What the task requires :: Using the lines below, work out the count of those that hold "MyScene". Give the number only.

Records provided ::
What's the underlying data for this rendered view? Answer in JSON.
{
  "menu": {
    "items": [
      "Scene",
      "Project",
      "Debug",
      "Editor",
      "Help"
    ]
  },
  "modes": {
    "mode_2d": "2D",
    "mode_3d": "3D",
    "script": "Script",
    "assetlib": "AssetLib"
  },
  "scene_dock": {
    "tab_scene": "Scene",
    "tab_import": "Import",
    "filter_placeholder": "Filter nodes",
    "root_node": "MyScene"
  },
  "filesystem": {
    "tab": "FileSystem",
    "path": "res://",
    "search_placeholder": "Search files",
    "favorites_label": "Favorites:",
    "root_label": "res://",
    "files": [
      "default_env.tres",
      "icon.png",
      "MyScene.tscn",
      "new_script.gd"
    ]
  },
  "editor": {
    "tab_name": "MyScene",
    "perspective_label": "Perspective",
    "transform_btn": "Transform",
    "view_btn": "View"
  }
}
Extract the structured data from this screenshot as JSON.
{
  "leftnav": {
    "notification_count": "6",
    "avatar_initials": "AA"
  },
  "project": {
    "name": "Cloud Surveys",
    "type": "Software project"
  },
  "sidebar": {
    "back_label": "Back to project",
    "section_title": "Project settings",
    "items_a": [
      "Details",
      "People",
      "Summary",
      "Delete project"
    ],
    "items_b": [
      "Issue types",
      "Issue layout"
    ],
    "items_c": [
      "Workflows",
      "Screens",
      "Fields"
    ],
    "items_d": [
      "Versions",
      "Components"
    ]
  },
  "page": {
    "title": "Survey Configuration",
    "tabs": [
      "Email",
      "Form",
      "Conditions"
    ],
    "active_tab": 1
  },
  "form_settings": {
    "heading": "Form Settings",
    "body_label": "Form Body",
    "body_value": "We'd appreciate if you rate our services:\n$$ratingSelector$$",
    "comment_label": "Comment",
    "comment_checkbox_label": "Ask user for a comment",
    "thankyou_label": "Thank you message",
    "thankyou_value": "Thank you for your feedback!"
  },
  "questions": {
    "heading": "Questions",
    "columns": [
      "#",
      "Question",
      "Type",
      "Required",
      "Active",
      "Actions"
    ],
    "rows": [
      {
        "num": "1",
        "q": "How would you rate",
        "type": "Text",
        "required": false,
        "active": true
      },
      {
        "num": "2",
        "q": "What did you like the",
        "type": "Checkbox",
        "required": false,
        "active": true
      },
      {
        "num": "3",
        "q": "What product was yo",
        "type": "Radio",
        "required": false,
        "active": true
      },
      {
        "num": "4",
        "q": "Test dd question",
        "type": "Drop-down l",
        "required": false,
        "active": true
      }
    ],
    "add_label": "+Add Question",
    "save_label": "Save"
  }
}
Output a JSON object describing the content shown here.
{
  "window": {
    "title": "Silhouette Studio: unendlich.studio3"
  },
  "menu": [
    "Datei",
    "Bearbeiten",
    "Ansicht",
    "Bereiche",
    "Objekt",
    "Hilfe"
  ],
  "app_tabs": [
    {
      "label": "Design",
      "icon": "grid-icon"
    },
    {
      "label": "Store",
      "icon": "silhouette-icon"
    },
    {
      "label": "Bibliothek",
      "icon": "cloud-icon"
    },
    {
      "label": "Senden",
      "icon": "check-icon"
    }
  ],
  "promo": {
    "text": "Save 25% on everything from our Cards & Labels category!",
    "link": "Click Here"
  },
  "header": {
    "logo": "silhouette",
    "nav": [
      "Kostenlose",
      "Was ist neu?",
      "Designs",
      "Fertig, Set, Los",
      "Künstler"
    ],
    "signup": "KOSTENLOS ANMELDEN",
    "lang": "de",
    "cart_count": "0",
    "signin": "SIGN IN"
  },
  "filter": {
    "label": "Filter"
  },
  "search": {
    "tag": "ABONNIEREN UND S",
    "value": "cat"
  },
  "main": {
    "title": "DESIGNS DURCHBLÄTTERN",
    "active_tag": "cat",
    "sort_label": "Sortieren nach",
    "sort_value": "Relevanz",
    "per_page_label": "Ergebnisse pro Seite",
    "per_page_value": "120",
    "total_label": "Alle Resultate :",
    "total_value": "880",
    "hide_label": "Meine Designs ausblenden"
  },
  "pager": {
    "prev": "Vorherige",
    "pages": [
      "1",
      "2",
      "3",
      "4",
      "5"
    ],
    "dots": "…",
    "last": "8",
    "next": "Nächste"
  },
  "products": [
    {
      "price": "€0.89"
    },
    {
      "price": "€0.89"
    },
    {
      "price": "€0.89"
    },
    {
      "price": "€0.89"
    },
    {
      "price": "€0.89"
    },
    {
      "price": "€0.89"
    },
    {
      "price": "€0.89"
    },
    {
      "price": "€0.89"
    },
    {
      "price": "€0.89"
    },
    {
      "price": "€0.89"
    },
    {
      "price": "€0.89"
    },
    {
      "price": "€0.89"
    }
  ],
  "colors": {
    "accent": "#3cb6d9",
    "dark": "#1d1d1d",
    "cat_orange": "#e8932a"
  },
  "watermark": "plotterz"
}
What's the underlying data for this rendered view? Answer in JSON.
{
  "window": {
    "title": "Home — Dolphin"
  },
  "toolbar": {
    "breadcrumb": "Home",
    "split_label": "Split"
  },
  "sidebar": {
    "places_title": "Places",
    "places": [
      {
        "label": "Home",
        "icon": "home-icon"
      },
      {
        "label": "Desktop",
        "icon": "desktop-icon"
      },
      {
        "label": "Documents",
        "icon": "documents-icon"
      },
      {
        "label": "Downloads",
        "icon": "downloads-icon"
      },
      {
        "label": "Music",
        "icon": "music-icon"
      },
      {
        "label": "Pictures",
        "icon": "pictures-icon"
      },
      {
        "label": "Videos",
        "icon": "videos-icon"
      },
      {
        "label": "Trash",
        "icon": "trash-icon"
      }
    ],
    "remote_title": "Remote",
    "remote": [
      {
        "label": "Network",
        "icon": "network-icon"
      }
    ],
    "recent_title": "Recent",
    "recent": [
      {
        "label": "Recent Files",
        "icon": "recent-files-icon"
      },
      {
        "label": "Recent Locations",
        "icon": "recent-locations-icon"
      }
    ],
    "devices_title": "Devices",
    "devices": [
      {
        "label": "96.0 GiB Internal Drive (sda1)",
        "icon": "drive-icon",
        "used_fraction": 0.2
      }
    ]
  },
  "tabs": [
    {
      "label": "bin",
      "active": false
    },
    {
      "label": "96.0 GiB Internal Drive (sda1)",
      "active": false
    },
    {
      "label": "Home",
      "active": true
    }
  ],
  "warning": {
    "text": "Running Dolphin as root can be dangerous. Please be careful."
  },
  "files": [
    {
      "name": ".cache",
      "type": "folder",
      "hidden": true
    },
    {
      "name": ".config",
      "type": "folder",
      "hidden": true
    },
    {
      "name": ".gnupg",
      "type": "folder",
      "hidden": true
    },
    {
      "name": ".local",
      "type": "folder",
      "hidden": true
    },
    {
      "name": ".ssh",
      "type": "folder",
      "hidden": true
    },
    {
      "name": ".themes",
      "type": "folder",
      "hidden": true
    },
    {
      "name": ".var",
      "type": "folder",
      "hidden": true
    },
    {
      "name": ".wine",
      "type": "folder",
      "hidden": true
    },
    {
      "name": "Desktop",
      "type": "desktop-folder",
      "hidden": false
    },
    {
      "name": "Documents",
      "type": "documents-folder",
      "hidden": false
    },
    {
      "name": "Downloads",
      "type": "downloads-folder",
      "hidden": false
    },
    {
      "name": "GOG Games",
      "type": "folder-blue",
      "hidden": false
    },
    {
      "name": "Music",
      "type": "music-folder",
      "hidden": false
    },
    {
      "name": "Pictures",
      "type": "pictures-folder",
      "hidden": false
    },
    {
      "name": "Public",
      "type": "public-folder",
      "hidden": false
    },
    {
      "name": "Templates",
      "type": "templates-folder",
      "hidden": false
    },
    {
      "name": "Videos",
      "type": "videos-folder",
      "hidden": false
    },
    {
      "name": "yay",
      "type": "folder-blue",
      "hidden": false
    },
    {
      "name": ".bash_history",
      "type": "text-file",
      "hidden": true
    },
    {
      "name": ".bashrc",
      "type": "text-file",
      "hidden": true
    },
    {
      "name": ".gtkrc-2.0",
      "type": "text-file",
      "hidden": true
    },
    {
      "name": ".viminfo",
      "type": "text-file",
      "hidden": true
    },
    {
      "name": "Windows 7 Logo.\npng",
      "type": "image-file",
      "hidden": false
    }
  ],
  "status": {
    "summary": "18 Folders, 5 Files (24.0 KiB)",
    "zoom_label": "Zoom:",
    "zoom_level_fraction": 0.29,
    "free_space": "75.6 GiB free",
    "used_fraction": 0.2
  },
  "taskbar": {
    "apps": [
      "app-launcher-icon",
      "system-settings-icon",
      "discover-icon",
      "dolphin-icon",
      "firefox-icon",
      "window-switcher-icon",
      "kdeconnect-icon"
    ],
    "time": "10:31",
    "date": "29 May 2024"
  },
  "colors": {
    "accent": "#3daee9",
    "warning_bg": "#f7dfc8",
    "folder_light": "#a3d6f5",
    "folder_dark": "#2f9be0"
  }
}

Exercise result :: 3